Now, I see some Members here who are going to be part of this organization. All of a sudden, I am like, what? One of these days I will be joining you, too. I look forward to that, but in the meantime know that the foundation that each of you has put down when you were here is something that we continue to draw upon. It is very important to us--especially at a time when we worked in a much more bipartisan way, and that always has to be what we strive for--bipartisanship, accountability, and shedding light on what we do so that the people understand that their voices are heard.

I hope that you always take pride in your service in Congress no matter how raucous it may be here. We have seen some raucous times in our day going way back. Again, please understand the source of strength and inspiration that you all continue to be to us here, and the fact that you come together, whether it is on this day or technologically in other ways, and don't hesitate to call us, even if it is not the Speaker, but other Members to say: If you were smart, you would do thus and so.

So it is my pleasure--for the last time--to welcome you to this Chamber as Speaker of the House. Again, when I see you again, I may be sitting on that side of this podium, so I look forward to that.

Thank you all for your patriotism, for your love of this great country, the greatest country that ever existed in the history of the world.

Let me tell you what is happening today. Today, the President will be signing the Respect for Marriage Act. That is a big deal for some of us. In my first speech on this floor, I talked about HIV and AIDS 35 years ago. One of the last bills I signed as Speaker for the first time was the repeal of Don't Ask, Don't Tell. One of the last bills I signed to send over to the President that he will sign today is the Respect for Marriage Act, in between the other things that relate to the hate crimes and all that.

The reason I mention it is because it was always an expansion of freedom in our country, and that is what we hope we always continue to do--ever increasing the freedom in our country.

At the end of the day, I will welcome 50 heads of state from Africa. The President is having an African summit now, and he will be welcoming 50 heads of state at the White House. Then, tonight, they will come here.

I am so proud that we can show them this temple of democracy, welcome them here, hear what they have to say, build a strong bond with them.

So many of you have been so much a part of everything that has happened here.
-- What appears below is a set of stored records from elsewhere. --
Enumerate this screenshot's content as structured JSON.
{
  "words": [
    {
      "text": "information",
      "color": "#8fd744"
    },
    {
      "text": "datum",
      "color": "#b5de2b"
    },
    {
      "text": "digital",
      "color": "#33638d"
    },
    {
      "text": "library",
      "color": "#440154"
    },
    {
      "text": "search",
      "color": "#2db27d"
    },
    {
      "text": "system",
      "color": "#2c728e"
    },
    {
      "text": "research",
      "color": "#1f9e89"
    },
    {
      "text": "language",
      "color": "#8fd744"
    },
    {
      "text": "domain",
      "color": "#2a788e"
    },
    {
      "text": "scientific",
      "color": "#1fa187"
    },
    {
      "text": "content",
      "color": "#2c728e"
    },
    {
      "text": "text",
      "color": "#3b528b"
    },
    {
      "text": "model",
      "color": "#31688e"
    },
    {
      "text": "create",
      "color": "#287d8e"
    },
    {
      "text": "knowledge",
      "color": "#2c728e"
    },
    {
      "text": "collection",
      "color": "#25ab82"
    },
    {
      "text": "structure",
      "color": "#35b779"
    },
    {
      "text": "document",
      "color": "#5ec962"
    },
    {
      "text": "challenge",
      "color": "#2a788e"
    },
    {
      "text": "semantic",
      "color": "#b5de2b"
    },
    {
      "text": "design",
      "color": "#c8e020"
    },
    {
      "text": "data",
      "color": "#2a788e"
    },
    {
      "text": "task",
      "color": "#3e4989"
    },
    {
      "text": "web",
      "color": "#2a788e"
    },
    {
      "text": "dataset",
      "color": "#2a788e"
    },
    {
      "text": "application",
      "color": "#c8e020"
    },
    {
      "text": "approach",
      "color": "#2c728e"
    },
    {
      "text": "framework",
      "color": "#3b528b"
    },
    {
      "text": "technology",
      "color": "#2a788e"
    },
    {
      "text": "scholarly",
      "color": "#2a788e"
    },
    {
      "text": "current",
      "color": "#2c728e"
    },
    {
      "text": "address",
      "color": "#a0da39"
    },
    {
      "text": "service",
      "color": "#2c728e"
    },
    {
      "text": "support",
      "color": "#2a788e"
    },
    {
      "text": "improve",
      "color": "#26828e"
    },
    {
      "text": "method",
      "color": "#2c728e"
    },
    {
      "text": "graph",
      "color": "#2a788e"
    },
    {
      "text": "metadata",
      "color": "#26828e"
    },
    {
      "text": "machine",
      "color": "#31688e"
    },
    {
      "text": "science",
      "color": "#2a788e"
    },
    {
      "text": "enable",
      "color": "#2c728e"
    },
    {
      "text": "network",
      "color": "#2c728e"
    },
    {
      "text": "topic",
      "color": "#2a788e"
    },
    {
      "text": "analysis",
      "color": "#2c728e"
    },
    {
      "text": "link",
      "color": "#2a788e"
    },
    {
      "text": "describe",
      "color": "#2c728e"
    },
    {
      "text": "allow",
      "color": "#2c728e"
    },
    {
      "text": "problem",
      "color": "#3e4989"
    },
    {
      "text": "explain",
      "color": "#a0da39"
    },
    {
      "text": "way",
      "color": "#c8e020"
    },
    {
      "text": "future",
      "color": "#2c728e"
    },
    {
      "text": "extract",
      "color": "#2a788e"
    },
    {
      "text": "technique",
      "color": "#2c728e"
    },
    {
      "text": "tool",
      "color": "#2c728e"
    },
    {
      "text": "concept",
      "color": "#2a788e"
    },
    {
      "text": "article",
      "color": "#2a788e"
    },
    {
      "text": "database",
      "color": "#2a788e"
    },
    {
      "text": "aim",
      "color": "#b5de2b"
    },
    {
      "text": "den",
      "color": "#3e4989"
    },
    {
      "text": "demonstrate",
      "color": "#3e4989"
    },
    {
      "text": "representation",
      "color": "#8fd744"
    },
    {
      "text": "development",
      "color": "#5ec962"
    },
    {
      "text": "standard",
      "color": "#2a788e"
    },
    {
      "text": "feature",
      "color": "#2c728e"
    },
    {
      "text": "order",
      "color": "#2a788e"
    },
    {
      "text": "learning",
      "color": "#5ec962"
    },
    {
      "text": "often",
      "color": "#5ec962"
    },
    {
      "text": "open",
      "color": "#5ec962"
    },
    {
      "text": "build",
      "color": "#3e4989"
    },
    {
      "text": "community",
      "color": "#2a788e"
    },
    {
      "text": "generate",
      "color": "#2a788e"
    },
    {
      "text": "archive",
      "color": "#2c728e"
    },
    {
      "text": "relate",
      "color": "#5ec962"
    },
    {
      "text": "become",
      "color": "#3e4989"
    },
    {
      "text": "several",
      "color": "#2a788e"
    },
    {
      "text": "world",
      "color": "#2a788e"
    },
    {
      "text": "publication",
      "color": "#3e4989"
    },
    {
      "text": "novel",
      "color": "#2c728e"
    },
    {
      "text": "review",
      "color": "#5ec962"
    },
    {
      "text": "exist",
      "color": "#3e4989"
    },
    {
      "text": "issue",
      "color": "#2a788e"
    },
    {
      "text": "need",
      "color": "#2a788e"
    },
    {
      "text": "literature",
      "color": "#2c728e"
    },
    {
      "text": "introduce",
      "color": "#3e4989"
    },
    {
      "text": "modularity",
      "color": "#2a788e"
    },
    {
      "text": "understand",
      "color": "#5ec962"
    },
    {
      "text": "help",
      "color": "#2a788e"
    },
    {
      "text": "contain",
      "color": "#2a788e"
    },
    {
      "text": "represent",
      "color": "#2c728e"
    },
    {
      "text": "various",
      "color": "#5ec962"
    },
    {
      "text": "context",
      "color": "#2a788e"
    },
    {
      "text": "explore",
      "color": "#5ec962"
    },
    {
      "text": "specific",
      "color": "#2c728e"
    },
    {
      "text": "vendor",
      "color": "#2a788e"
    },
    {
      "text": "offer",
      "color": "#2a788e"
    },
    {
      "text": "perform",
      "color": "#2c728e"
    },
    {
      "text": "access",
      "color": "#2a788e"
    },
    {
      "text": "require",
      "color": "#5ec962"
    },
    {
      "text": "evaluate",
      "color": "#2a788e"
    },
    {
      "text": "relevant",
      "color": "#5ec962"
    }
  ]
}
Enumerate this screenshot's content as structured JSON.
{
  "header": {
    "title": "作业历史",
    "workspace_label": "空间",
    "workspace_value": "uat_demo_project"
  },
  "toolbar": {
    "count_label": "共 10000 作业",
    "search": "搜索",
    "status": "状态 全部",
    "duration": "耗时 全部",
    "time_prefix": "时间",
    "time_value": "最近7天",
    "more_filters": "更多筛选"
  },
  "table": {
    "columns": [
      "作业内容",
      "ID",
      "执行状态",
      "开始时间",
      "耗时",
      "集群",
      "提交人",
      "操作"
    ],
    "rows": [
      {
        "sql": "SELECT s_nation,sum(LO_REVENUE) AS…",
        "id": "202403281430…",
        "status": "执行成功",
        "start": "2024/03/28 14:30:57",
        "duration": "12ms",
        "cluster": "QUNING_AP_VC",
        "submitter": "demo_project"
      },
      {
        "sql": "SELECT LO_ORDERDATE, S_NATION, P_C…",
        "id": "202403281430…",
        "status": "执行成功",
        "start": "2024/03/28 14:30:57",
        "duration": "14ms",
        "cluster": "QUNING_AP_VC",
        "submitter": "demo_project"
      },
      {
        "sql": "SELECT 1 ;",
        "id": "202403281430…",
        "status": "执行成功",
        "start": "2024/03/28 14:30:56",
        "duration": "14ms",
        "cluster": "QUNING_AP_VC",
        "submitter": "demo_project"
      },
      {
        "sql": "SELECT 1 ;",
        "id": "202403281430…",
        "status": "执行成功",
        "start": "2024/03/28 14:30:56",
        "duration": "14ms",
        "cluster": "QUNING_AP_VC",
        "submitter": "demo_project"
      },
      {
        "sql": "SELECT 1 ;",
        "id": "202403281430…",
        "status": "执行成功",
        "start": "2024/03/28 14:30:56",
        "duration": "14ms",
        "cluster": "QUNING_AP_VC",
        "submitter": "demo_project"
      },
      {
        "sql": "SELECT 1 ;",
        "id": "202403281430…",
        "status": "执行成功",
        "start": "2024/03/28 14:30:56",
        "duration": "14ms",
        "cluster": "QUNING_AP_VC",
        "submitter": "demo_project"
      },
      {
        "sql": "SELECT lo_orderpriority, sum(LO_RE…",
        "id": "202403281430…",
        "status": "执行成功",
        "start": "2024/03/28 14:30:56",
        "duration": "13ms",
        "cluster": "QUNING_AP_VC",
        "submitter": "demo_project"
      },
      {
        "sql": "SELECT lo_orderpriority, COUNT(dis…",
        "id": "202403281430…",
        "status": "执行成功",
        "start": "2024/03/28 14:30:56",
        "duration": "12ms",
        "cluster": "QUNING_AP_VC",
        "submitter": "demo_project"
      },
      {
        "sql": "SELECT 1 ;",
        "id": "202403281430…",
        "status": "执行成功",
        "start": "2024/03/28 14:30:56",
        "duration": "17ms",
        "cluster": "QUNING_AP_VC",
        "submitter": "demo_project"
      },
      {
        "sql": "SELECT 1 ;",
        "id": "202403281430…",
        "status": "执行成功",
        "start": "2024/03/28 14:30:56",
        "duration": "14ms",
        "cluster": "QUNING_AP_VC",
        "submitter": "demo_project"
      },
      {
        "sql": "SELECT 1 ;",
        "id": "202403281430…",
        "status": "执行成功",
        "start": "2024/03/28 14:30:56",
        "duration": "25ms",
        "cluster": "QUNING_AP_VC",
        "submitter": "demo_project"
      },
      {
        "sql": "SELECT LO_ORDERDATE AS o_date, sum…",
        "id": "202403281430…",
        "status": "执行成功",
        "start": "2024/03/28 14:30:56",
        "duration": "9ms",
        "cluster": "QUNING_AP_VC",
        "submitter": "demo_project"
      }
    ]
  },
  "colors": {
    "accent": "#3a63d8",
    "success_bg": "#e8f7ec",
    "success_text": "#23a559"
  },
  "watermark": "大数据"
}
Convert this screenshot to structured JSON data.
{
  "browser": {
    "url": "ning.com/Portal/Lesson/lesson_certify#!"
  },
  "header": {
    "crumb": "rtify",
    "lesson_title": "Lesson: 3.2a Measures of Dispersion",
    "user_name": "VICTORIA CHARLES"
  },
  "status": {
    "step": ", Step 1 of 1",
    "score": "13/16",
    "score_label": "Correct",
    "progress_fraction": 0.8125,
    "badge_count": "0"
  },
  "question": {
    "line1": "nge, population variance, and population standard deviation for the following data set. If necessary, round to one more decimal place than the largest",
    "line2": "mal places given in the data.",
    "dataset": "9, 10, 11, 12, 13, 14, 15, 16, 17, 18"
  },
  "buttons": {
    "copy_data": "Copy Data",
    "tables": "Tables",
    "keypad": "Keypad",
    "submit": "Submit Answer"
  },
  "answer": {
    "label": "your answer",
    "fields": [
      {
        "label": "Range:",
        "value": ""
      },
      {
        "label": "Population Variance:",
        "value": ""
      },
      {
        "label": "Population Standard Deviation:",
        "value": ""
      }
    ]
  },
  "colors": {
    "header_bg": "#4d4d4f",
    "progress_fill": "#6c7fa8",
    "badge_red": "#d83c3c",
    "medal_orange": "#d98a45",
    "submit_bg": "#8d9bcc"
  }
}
I thank you for that, forever expanding freedom in our country. Thank you so much. Lovely to be with you.